Dr Adams explained that lice experience elevated mortality rates in fresh water, hence why it’s starting to be used as a treatment to remove the lice from fish.
“How fresh the water is at a particular farm could affect how prone it would be to being infested by lice. Within Scottish conditions, the temperature wouldn’t really be a factor (for mortality) but the individual growth rates of the organism changes and as temperature increases. This means they will go through their life stages more quickly,” he explained. “Meaning that potential outbreaks can happen more quickly in warmer conditions.”
So if you had a particularly warm summer and also lower rain fall, then that may help to create conditions where lice populations could thrive?
“I suppose if they’re able to remain around a site due to a lack of water movement and that went unchecked then it could allow them to increase more quickly,” added Dr Tom Adams.
But if it’s an outlier, then why?
Why are numbers so different? Is it geographical and/or down to temperatures? We put the question to Prof Geoff Boxshall, whole organism biologist in the LS Invertebrates Division of the Natural History Museum.
“It could be anyone of those reasons. The timing of the treatment for example. Certain locations have more freshwater in the mix. If there is little environmental difference, one would assume at different stages it’s more like to do with the particular time of/and treatment. But if it’s an outlier, then why?” he said.
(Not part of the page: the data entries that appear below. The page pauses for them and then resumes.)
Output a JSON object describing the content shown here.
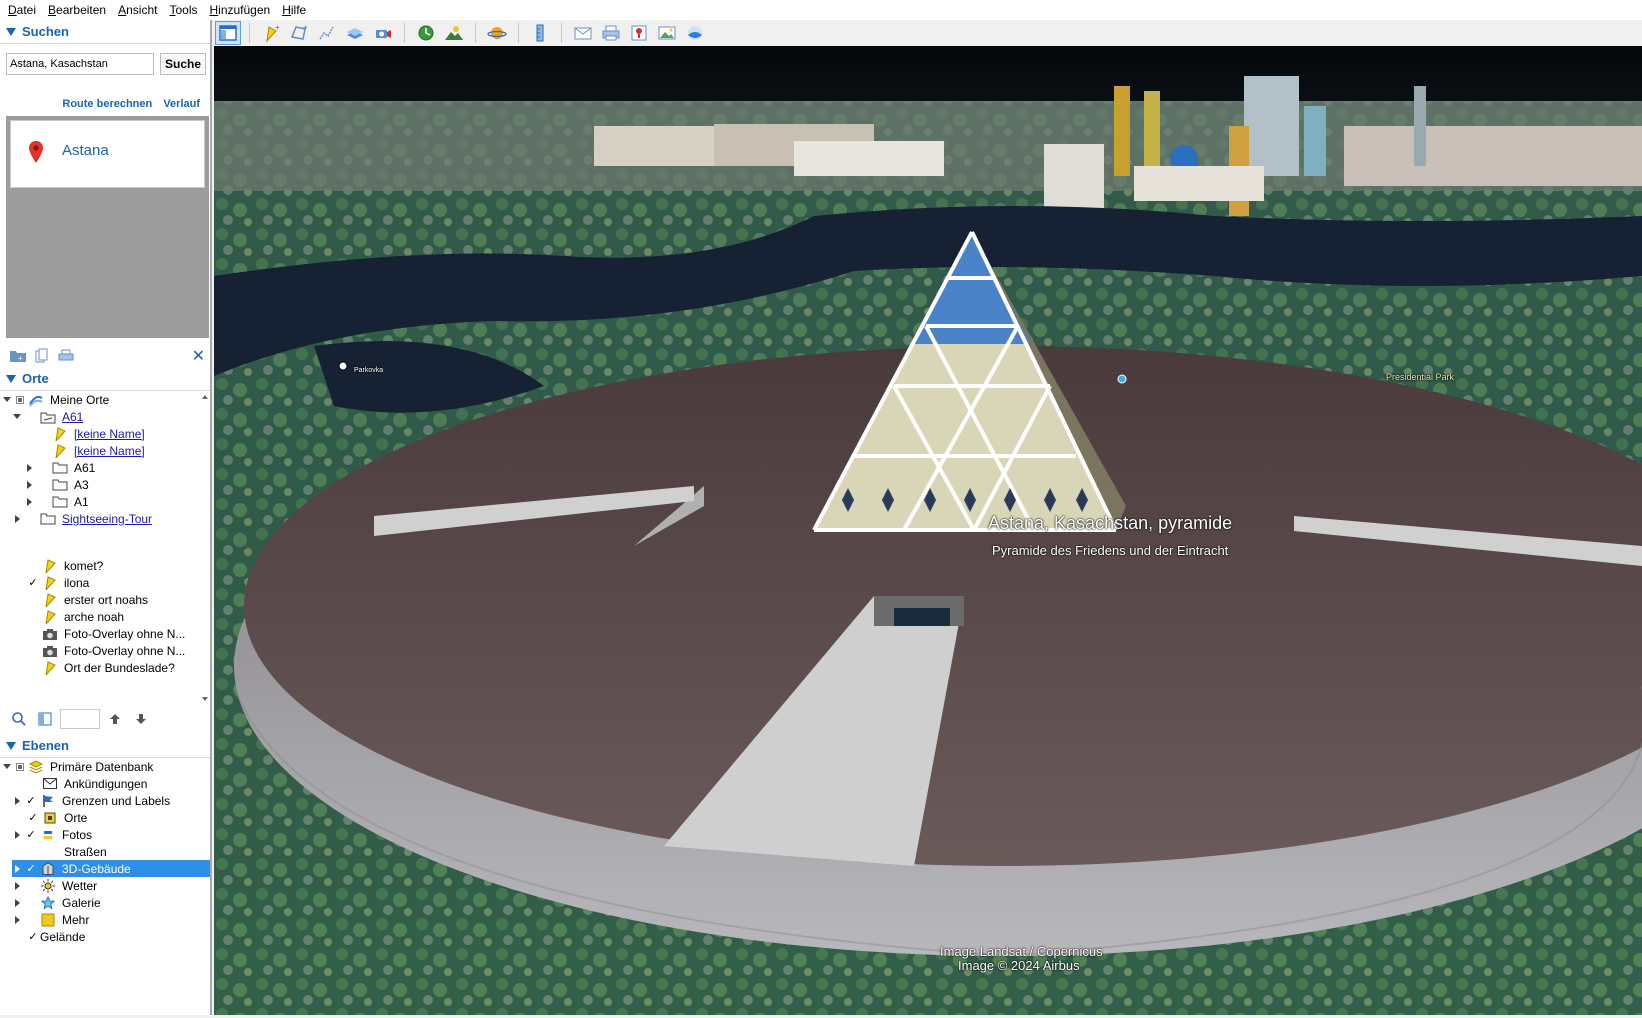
{
  "menu": [
    "Datei",
    "Bearbeiten",
    "Ansicht",
    "Tools",
    "Hinzufügen",
    "Hilfe"
  ],
  "search": {
    "header": "Suchen",
    "query": "Astana, Kasachstan",
    "button": "Suche",
    "route": "Route berechnen",
    "history": "Verlauf",
    "result_name": "Astana"
  },
  "places": {
    "header": "Orte",
    "items": [
      {
        "label": "Meine Orte"
      },
      {
        "label": "A61"
      },
      {
        "label": "[keine Name]"
      },
      {
        "label": "[keine Name]"
      },
      {
        "label": "A61"
      },
      {
        "label": "A3"
      },
      {
        "label": "A1"
      },
      {
        "label": "Sightseeing-Tour"
      },
      {
        "label": "komet?"
      },
      {
        "label": "ilona"
      },
      {
        "label": "erster ort noahs"
      },
      {
        "label": "arche noah"
      },
      {
        "label": "Foto-Overlay ohne N..."
      },
      {
        "label": "Foto-Overlay ohne N..."
      },
      {
        "label": "Ort der Bundeslade?"
      }
    ]
  },
  "layers": {
    "header": "Ebenen",
    "items": [
      {
        "label": "Primäre Datenbank"
      },
      {
        "label": "Ankündigungen"
      },
      {
        "label": "Grenzen und Labels"
      },
      {
        "label": "Orte"
      },
      {
        "label": "Fotos"
      },
      {
        "label": "Straßen"
      },
      {
        "label": "3D-Gebäude"
      },
      {
        "label": "Wetter"
      },
      {
        "label": "Galerie"
      },
      {
        "label": "Mehr"
      },
      {
        "label": "Gelände"
      }
    ]
  },
  "map": {
    "placemark_title": "Astana, Kasachstan, pyramide",
    "placemark_subtitle": "Pyramide des Friedens und der Eintracht",
    "label_parkovka": "Parkovka",
    "label_presidential_park": "Presidential Park",
    "attribution_1": "Image Landsat / Copernicus",
    "attribution_2": "Image © 2024 Airbus"
  },
  "colors": {
    "accent": "#1a64b4",
    "selection": "#2d8fe6",
    "link": "#1a1aaa"
  }
}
Looking ahead the new PhD project at SAMS, which is in collaboration with Marine Harvest Scotland and Marine Scotland Science, will investigate sea lice populations on fish farm sites on the west coast of Scotland, and approaches to forecasting their abundance.
Fine resolution data
“We are starting to work with fine resolution data on a weekly basis, which is more detailed than what the industry is publishing at the moment and it’s really in part motivated to understand whether there are non-chemical ways to managing sea lice. Whether you can look at where individual farms are in the environment and understand what that means for the lice population,” he said.
Dr Adams is also to developing a tool which would mean that salmon farmers are able to forecast lice outbreaks forecast which would allow operators to take action.
“The duration of the PHD is three years so we would be looking to see developments within the end of 2020,” Dr Adams said. “All these things take time but we are gradually getting there.”